» Problem description:
Each line with the word "head" must appear in the answer, copied from the records.

» Task input:

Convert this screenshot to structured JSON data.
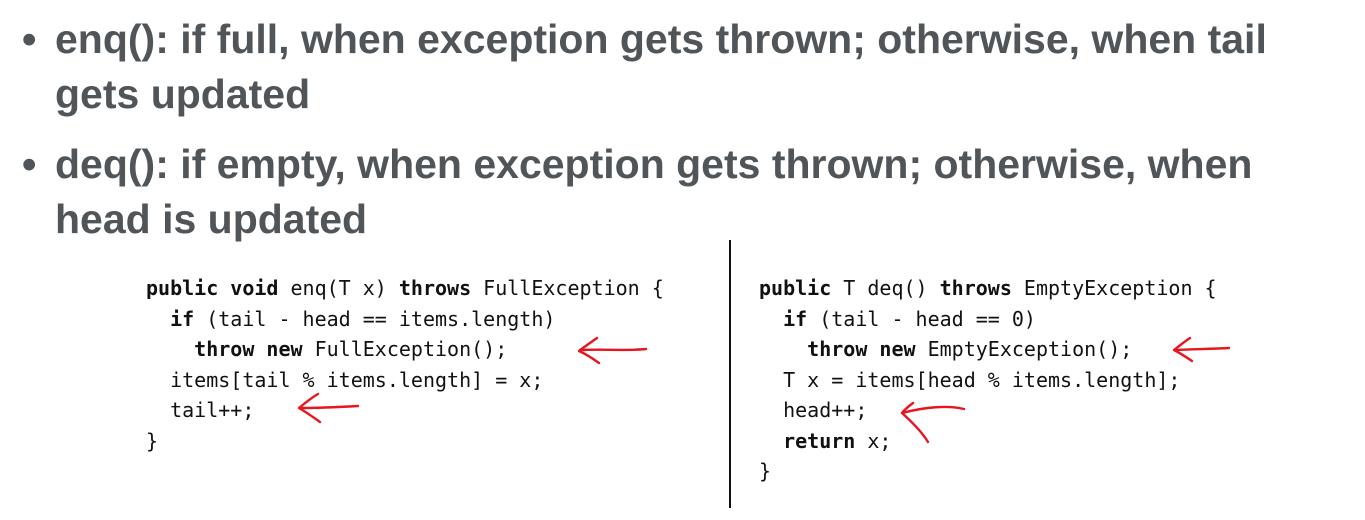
{
  "bullets": [
    {
      "marker": "•",
      "text": "enq(): if full, when exception gets thrown; otherwise, when tail gets updated"
    },
    {
      "marker": "•",
      "text": "deq(): if empty, when exception gets thrown; otherwise, when head is updated"
    }
  ],
  "code_left": {
    "l1_kw": "public void",
    "l1_mid": " enq(T x) ",
    "l1_kw2": "throws",
    "l1_rest": " FullException {",
    "l2_kw": "if",
    "l2_rest": " (tail - head == items.length)",
    "l3_kw": "throw new",
    "l3_rest": " FullException();",
    "l4": "items[tail % items.length] = x;",
    "l5": "tail++;",
    "l6": "}"
  },
  "code_right": {
    "l1_kw": "public",
    "l1_mid": " T deq() ",
    "l1_kw2": "throws",
    "l1_rest": " EmptyException {",
    "l2_kw": "if",
    "l2_rest": " (tail - head == 0)",
    "l3_kw": "throw new",
    "l3_rest": " EmptyException();",
    "l4": "T x = items[head % items.length];",
    "l5": "head++;",
    "l6_kw": "return",
    "l6_rest": " x;",
    "l7": "}"
  },
  "colors": {
    "bullet_text": "#505559",
    "code_text": "#111111",
    "annotation": "#e8141e"
  },
  "icons": [
    "red-arrow-icon"
  ]
}
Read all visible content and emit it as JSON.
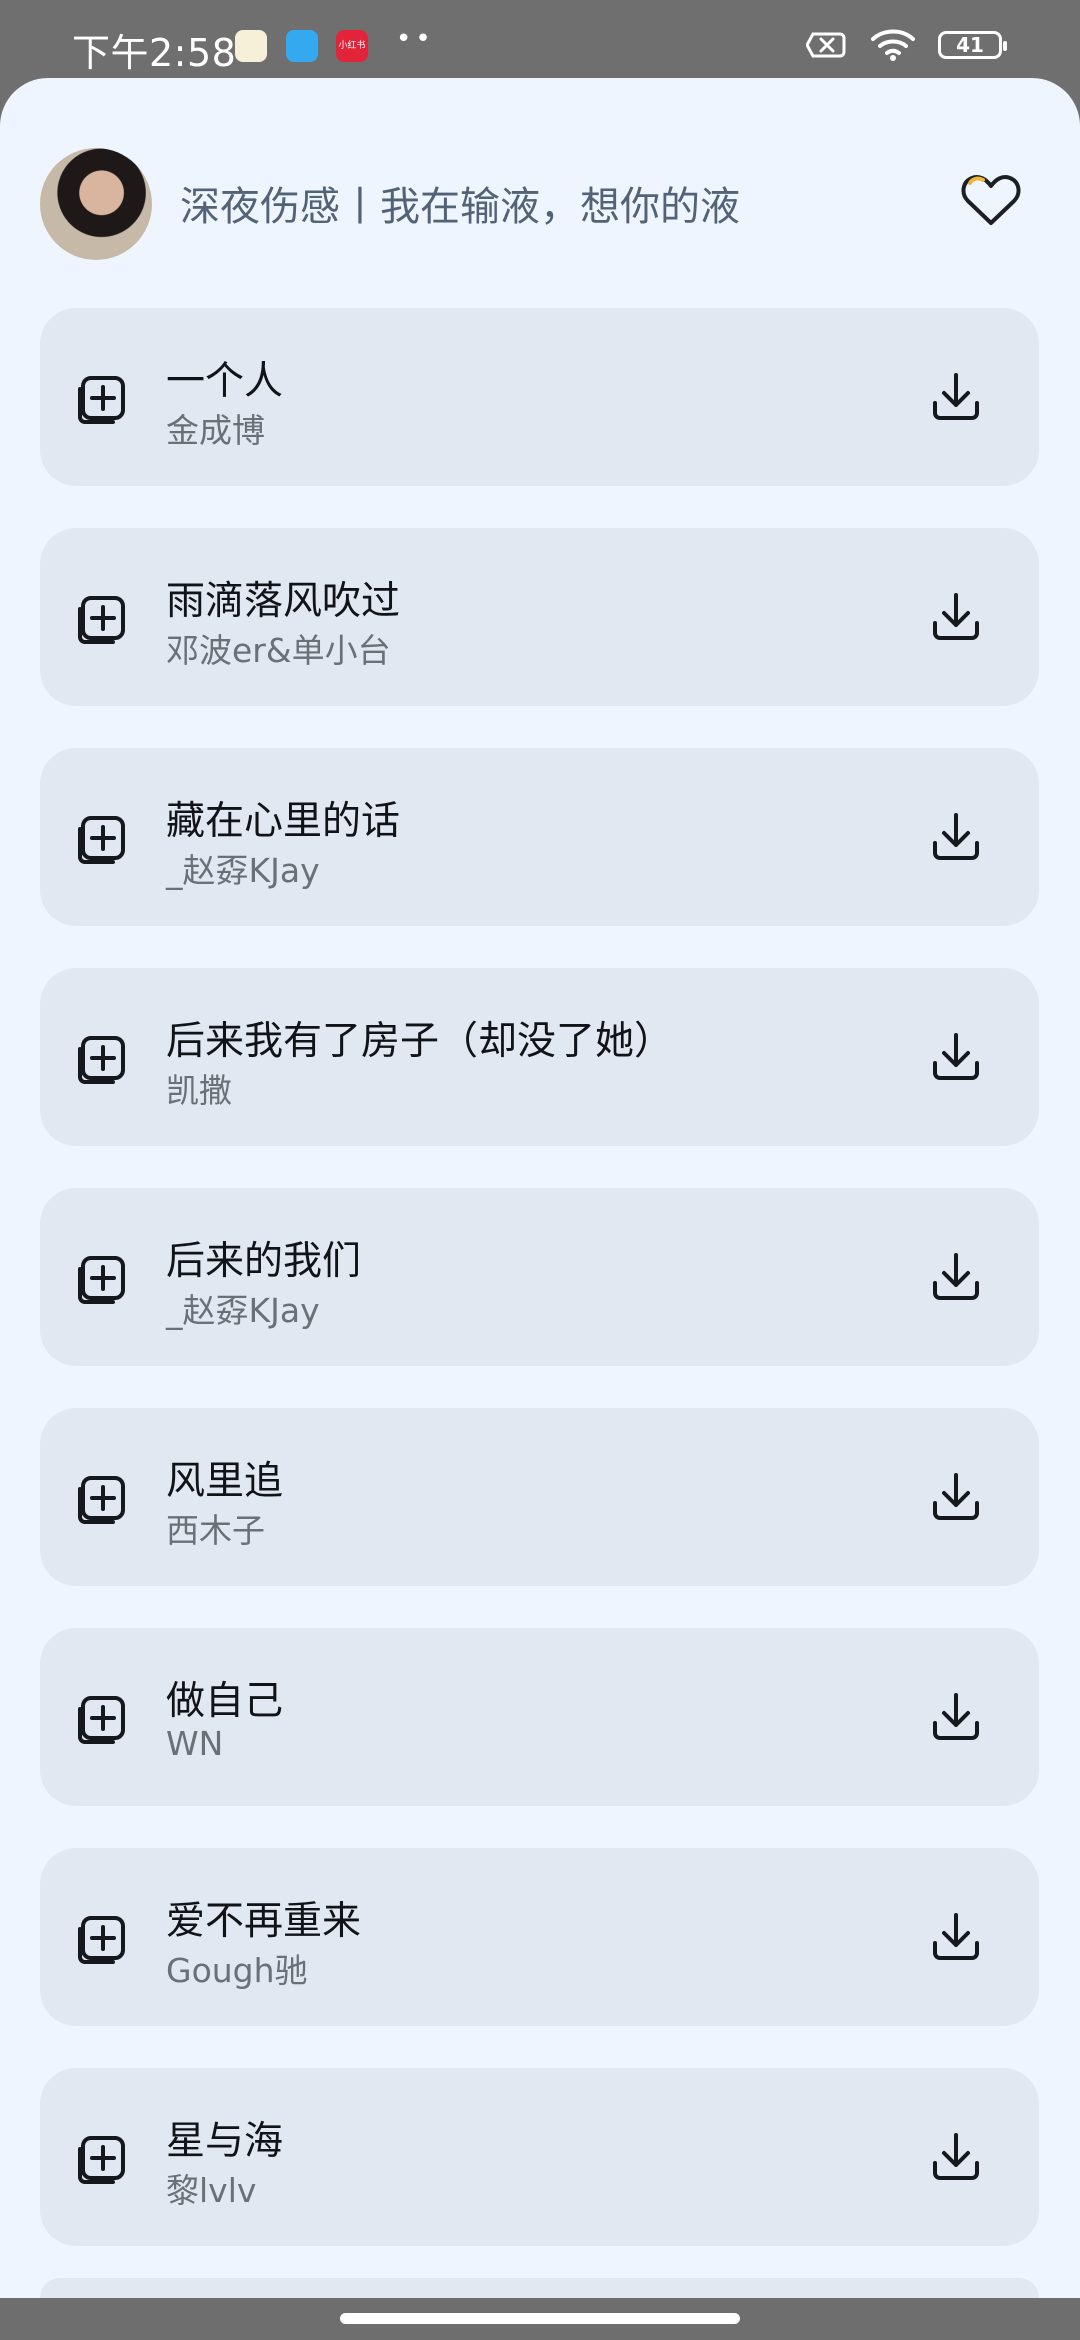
{
  "status_bar": {
    "time": "下午2:58",
    "app_c_label": "小红书",
    "dots": "••",
    "battery_level": "41",
    "icons": [
      "clock-icon",
      "app-icon",
      "xiaohongshu-icon",
      "signal-off-icon",
      "wifi-icon",
      "battery-icon"
    ]
  },
  "playlist": {
    "title": "深夜伤感丨我在输液，想你的液",
    "favorite_icon": "heart-icon"
  },
  "songs": [
    {
      "title": "一个人",
      "artist": "金成博"
    },
    {
      "title": "雨滴落风吹过",
      "artist": "邓波er&单小台"
    },
    {
      "title": "藏在心里的话",
      "artist": "_赵孬KJay"
    },
    {
      "title": "后来我有了房子（却没了她）",
      "artist": "凯撒"
    },
    {
      "title": "后来的我们",
      "artist": "_赵孬KJay"
    },
    {
      "title": "风里追",
      "artist": "西木子"
    },
    {
      "title": "做自己",
      "artist": "WN"
    },
    {
      "title": "爱不再重来",
      "artist": "Gough驰"
    },
    {
      "title": "星与海",
      "artist": "黎lvlv"
    }
  ],
  "icons": {
    "add": "add-to-playlist-icon",
    "download": "download-icon"
  },
  "colors": {
    "sheet_background": "#eef5fe",
    "card_background": "#e2e8f1",
    "title_text": "#101317",
    "artist_text": "#6a7078",
    "heart_accent": "#f0b43b"
  }
}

» Your solution:
      "text": "deq(): if empty, when exception gets thrown; otherwise, when head is updated"
    "l2_rest": " (tail - head == items.length)",
    "l2_rest": " (tail - head == 0)",
    "l4": "T x = items[head % items.length];",
    "l5": "head++;",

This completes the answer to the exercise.